Tag Archives: Excel

Splitting the screen to see two parts of a document at once

Sometimes when you are working with a big file you need to see two parts of it at once. You might be writing your results and need to look at your methods at the same time so that you put them in the same order. Or you might need to look at your introduction while writing your discussion. Or you might be reading a pdf and you need to see the reference list while you are reading. Or you might be working with big spreadsheet and you need to see the end while you are working at the beginning.

Instead of flipping back wards and forwards, you can quickly and easily show two parts at once using a little tool that hides at the top right of the scroll bar on the right side of the window. See below for screenshots with the area indicated with the arrow. When you mouse over this area your mouse changes to the split screen symbol and you can left click and drag to split the screen. Each section can be scrolled and even zoomed separately.

In Excel, there is another split screen tool in a similar position at the bottom right of the scroll bar. With this one you can split the screen vertically.

See the screen shots below for where to look.

In Word

In Excel:

In Adobe reader or Acrobat:


Using comments in Excel



Adding comments to an excel spreadsheet can be a great way of including information about the data in a cell. Cells should normally only include one type of information – say a number. (See my previous post on Using Excel for more about this.) If you need to include a note about the data in a cell you can either create a new column for notes or you can add a comment. The comment tools are found on the Review tab of the ribbon.

Full instructions for using comments are here:   http://office.microsoft.com/en-nz/excel-help/annotate-a-worksheet-by-using-comments-HP010342170.aspx

Presenting data with Excel


Cole Nussbaumer Storytellingwithdata

Graphs help us make sense of data. In order to do that we need to be able to see the data clearly. One important principle is to remove unnecessary information and design your graph to focus on the information you want to show. This blog post by Cole Nussbaumer from Storytellingwithdata illustrates this really well.


Using Excel


Excel is a powerful tool for analysis, but you need to enter data correctly in order to make full use of it.

Here are some principles to follow when setting up the data

  • Set up the spreadsheet so that the cases or occasions are in rows and the categories of data form the columns.
  • Put only a single type of data in each cell. For example don’t put data and units in the same cell. If you are specifying weights, put the units in the column headers so that the cells only contain numbers. If you have notes or explanations make a special column for notes or use the comment feature.
  • Don’t separate entries with blank rows or columns.
  • Don’t include headings between rows. If you need to group data then do so using a grouping column. Add another column in which you indicate the group that each row belongs to. This will allow you to sort by group later.
  • Don’t delete data from your dataset. Instead make another column to store the included or excluded status. Then add another column in which you put notes about why you excluded the cases you exclude.
  • Keep each heading in a single cell, even if it has to wrap over more than one line. Don’t put subheadings in a cell below the heading cell.

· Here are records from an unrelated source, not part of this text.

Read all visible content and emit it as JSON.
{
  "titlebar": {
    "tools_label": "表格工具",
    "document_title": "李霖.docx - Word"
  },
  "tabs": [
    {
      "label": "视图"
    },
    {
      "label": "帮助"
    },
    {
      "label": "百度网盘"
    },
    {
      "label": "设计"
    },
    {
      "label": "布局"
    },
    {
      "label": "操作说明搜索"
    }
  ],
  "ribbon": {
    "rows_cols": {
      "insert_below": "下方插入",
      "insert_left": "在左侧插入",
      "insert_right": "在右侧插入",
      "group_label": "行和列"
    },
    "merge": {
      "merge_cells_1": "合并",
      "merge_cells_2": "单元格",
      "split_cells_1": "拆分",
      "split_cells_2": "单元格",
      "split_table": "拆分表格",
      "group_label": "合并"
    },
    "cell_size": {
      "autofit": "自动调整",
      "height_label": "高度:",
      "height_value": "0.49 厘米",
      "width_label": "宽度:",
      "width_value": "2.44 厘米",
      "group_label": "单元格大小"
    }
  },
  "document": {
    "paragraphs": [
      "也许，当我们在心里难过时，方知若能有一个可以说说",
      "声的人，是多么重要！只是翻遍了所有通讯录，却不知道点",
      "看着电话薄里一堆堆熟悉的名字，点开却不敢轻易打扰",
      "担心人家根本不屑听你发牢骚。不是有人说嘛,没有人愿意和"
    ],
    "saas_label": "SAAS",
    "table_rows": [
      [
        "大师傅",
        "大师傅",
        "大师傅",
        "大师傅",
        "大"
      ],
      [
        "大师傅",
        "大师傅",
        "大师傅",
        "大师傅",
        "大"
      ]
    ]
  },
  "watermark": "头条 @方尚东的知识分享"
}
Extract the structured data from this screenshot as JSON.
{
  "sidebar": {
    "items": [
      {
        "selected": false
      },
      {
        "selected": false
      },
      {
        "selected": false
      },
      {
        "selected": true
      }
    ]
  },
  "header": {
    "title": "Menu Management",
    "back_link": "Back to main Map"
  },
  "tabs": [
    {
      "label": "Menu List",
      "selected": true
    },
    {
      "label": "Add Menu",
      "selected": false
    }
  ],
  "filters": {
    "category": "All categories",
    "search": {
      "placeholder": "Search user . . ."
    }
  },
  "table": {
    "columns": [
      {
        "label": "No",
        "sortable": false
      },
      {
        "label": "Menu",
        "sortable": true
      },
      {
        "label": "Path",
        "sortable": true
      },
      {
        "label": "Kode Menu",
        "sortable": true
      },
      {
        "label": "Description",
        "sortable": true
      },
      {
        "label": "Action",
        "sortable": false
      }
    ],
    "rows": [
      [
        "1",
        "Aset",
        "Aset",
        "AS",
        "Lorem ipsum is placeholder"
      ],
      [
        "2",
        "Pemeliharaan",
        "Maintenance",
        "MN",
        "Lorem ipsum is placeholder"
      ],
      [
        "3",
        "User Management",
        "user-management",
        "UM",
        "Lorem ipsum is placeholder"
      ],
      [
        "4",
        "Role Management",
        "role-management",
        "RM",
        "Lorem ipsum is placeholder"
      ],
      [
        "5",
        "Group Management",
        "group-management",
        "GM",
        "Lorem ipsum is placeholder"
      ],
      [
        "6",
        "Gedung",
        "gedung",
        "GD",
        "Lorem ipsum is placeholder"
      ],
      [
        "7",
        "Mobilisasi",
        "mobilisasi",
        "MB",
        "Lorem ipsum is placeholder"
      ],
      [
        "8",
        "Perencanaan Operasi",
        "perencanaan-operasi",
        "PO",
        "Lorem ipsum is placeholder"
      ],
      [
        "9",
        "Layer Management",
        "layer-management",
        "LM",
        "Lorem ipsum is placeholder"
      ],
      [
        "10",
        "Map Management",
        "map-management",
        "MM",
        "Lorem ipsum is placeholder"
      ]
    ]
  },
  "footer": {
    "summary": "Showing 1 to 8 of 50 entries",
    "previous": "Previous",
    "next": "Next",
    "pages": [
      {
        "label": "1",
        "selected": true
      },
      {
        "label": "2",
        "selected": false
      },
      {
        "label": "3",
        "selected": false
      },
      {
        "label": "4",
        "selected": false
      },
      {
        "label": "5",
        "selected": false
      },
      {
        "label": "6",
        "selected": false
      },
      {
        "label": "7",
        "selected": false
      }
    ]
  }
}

Following these principles will make it much easier to sort your data so you can easily count it and do other operations like find means and standard deviations. It will also make it easier to graph or to upload into statistical software.